§ **WHAT YOU SHOULD DO**
Each line with the string "Security" is to be copied from the records below.

= = = = = = =

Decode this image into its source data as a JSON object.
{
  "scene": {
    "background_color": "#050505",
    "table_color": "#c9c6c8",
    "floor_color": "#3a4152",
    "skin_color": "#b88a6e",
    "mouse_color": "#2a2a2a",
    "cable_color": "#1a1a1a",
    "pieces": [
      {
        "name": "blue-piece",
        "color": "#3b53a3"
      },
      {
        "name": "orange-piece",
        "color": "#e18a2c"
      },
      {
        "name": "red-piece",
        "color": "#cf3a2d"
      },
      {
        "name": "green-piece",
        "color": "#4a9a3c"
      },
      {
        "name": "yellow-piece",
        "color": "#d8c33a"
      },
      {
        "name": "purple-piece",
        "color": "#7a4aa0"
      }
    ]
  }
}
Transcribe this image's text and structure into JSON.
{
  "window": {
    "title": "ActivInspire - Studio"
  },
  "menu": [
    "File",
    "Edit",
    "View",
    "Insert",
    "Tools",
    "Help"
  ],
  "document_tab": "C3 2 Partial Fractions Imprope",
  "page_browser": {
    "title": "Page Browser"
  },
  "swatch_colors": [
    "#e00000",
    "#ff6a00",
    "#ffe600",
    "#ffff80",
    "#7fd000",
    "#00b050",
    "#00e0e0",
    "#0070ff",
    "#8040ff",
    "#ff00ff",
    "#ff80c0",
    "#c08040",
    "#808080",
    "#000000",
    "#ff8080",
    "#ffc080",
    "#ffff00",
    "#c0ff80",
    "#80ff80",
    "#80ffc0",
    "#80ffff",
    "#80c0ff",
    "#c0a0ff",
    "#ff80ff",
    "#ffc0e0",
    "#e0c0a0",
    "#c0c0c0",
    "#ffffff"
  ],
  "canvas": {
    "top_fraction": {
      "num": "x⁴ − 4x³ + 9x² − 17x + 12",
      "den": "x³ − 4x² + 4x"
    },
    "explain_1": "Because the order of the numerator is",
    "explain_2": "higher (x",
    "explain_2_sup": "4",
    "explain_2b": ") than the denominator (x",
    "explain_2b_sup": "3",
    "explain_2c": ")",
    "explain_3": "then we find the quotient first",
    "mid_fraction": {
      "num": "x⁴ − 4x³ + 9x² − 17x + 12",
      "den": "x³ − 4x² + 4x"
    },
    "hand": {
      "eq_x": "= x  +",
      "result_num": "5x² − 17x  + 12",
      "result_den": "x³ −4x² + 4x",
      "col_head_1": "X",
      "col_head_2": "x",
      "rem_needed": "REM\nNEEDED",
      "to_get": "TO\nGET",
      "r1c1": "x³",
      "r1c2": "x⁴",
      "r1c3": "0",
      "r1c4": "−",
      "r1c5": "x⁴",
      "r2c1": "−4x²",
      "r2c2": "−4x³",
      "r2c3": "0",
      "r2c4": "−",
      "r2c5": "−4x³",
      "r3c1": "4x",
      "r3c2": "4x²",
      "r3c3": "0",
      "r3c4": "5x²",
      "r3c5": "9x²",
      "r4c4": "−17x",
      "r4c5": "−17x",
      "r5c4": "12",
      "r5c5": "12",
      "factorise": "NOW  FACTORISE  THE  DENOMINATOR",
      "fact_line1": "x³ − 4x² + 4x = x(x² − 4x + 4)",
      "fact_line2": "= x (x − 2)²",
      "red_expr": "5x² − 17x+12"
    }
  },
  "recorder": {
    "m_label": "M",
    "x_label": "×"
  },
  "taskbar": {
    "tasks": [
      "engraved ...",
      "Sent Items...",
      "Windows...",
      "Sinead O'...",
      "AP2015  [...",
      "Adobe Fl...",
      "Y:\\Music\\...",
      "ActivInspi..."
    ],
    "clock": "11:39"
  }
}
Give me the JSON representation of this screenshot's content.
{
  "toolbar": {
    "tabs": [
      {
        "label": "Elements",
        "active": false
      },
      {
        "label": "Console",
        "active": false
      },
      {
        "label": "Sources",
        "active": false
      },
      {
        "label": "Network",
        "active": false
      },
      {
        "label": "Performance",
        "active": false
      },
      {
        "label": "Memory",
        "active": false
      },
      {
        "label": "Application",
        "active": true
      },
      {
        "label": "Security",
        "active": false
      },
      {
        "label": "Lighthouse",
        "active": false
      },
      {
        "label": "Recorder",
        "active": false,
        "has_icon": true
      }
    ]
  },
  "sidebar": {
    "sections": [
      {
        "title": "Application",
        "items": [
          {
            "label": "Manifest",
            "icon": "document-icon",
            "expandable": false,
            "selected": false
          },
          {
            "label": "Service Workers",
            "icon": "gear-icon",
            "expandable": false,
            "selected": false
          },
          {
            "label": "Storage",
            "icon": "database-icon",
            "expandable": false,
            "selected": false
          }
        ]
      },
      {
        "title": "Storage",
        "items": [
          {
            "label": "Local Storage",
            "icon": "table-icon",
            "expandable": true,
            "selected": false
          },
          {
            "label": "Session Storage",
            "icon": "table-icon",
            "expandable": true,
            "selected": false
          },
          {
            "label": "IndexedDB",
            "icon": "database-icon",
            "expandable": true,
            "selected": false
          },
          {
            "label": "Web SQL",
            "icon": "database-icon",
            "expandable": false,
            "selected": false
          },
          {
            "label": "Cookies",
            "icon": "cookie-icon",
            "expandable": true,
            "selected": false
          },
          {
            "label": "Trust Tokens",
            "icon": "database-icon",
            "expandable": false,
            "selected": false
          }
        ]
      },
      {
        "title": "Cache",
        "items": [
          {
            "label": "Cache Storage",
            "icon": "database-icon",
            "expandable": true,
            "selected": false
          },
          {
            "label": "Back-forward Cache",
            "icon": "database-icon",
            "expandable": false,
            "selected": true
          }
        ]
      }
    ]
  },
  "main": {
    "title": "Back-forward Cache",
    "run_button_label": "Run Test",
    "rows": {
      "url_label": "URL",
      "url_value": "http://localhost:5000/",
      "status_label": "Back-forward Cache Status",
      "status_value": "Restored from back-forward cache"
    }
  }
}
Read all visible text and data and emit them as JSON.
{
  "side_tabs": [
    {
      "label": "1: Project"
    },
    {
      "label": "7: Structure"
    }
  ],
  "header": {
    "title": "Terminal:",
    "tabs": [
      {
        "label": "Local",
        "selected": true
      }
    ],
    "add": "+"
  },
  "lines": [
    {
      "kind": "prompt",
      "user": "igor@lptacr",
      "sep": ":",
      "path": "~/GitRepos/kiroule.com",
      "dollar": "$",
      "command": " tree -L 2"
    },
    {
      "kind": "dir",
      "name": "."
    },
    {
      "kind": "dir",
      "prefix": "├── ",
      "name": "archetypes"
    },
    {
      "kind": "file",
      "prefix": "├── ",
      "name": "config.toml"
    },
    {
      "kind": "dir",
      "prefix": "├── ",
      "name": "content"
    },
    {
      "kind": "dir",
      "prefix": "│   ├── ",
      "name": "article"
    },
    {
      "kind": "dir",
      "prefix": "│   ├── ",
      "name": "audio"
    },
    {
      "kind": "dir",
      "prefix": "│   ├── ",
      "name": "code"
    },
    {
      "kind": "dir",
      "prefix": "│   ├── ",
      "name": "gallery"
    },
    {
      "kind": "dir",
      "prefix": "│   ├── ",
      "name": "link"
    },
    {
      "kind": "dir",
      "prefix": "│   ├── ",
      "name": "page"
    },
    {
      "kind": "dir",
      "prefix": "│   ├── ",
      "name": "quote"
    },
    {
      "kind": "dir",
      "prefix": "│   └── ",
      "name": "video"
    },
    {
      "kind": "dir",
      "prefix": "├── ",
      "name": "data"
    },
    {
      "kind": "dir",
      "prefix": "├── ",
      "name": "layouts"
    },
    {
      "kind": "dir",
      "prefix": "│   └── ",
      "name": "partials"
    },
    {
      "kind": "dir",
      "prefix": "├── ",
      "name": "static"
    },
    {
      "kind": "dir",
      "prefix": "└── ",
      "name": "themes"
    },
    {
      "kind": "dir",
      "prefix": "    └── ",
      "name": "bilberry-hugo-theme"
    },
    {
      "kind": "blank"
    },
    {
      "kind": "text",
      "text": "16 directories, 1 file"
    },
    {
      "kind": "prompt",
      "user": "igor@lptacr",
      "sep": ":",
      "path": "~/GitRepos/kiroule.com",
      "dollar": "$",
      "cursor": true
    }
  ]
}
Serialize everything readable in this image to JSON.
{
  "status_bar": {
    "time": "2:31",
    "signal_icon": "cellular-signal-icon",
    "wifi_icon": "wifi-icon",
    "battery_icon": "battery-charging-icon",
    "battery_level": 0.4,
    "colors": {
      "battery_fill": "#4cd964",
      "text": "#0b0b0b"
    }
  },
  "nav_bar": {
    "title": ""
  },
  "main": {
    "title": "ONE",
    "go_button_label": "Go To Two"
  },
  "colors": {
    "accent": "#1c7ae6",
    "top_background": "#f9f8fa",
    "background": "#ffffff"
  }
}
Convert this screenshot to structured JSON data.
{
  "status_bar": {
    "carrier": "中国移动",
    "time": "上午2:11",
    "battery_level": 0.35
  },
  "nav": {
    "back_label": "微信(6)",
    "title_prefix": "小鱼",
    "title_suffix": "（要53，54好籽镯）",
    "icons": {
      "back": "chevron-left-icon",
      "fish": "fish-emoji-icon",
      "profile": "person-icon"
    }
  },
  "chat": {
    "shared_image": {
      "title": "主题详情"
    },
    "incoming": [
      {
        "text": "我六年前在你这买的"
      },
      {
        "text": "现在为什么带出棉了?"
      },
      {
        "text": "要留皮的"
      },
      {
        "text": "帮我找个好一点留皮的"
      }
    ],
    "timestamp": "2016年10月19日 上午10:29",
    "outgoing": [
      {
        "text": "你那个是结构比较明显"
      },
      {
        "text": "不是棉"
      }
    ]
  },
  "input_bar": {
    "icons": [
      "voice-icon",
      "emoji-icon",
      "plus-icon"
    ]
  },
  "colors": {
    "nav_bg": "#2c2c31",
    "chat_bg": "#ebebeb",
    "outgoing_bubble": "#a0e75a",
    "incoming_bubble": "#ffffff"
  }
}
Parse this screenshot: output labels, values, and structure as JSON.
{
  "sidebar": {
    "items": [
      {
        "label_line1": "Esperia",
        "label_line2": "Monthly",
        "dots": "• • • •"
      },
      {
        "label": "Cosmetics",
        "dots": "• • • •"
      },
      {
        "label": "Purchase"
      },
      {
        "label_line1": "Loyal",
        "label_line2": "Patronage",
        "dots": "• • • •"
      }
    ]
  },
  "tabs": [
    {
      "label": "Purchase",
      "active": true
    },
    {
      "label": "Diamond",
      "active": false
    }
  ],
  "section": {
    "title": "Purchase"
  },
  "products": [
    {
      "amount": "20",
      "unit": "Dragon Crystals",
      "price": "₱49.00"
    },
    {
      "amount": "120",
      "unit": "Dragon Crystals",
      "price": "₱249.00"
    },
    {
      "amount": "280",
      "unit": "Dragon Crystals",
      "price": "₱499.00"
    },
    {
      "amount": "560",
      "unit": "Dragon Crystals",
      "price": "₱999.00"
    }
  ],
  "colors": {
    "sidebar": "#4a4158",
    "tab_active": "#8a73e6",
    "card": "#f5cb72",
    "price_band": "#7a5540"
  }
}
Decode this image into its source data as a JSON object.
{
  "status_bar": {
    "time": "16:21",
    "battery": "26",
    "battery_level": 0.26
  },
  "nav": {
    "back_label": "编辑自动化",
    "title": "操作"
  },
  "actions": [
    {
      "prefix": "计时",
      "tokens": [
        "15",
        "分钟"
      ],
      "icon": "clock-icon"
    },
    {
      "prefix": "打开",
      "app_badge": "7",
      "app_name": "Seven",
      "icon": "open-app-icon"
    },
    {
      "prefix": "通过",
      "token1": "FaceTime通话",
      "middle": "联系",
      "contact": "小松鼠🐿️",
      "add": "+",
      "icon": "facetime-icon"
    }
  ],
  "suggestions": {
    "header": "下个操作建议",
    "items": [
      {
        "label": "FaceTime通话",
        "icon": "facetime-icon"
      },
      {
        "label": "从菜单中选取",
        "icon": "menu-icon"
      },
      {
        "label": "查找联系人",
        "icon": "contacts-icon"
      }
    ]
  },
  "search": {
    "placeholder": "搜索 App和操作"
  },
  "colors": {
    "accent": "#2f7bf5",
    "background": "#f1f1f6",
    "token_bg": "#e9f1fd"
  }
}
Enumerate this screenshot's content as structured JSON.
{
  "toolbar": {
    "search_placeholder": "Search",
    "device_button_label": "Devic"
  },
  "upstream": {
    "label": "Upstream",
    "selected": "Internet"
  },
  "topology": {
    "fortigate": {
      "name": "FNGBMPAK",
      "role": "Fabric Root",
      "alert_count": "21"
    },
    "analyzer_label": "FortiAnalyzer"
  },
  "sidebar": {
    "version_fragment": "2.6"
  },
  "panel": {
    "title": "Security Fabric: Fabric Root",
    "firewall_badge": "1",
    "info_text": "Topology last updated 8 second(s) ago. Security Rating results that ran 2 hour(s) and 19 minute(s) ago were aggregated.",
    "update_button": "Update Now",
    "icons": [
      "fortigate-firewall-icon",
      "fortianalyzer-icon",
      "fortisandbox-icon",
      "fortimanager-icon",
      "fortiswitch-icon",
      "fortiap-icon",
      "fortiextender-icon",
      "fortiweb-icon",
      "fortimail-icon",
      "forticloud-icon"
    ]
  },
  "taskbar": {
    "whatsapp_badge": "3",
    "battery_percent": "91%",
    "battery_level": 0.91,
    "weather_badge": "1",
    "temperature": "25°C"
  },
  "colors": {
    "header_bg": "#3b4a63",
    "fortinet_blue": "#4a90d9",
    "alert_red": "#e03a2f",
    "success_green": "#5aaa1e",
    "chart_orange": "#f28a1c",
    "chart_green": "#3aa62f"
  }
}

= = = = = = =

§ **FINAL ANSWER**
        "label": "Security",
    "title": "Security Fabric: Fabric Root",
    "info_text": "Topology last updated 8 second(s) ago. Security Rating results that ran 2 hour(s) and 19 minute(s) ago were aggregated.",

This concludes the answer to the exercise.